_TASK TO CARRY OUT:_ Even where a record seems odd, copy it exactly as it appears below.
*** Opening EXTRACTED DATA ***
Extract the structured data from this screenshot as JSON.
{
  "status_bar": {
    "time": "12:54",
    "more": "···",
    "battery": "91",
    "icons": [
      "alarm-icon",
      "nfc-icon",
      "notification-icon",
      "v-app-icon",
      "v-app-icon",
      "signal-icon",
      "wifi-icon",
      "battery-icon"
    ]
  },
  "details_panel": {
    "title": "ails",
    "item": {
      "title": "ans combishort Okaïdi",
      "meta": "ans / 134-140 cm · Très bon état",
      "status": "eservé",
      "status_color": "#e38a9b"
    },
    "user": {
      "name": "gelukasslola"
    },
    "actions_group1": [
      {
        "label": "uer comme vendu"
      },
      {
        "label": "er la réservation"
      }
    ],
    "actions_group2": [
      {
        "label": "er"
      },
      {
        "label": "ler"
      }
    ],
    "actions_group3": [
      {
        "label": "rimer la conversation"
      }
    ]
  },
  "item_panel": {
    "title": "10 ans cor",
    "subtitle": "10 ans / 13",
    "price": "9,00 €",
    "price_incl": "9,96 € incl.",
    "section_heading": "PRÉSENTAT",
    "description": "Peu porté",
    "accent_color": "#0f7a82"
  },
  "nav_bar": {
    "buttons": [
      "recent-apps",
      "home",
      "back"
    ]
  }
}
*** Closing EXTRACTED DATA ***
_ANSWER BOX:_
Extract the structured data from this screenshot as JSON.
{
  "status_bar": {
    "time": "12:54",
    "more": "···",
    "battery": "91",
    "icons": [
      "alarm-icon",
      "nfc-icon",
      "notification-icon",
      "v-app-icon",
      "v-app-icon",
      "signal-icon",
      "wifi-icon",
      "battery-icon"
    ]
  },
  "details_panel": {
    "title": "ails",
    "item": {
      "title": "ans combishort Okaïdi",
      "meta": "ans / 134-140 cm · Très bon état",
      "status": "eservé",
      "status_color": "#e38a9b"
    },
    "user": {
      "name": "gelukasslola"
    },
    "actions_group1": [
      {
        "label": "uer comme vendu"
      },
      {
        "label": "er la réservation"
      }
    ],
    "actions_group2": [
      {
        "label": "er"
      },
      {
        "label": "ler"
      }
    ],
    "actions_group3": [
      {
        "label": "rimer la conversation"
      }
    ]
  },
  "item_panel": {
    "title": "10 ans cor",
    "subtitle": "10 ans / 13",
    "price": "9,00 €",
    "price_incl": "9,96 € incl.",
    "section_heading": "PRÉSENTAT",
    "description": "Peu porté",
    "accent_color": "#0f7a82"
  },
  "nav_bar": {
    "buttons": [
      "recent-apps",
      "home",
      "back"
    ]
  }
}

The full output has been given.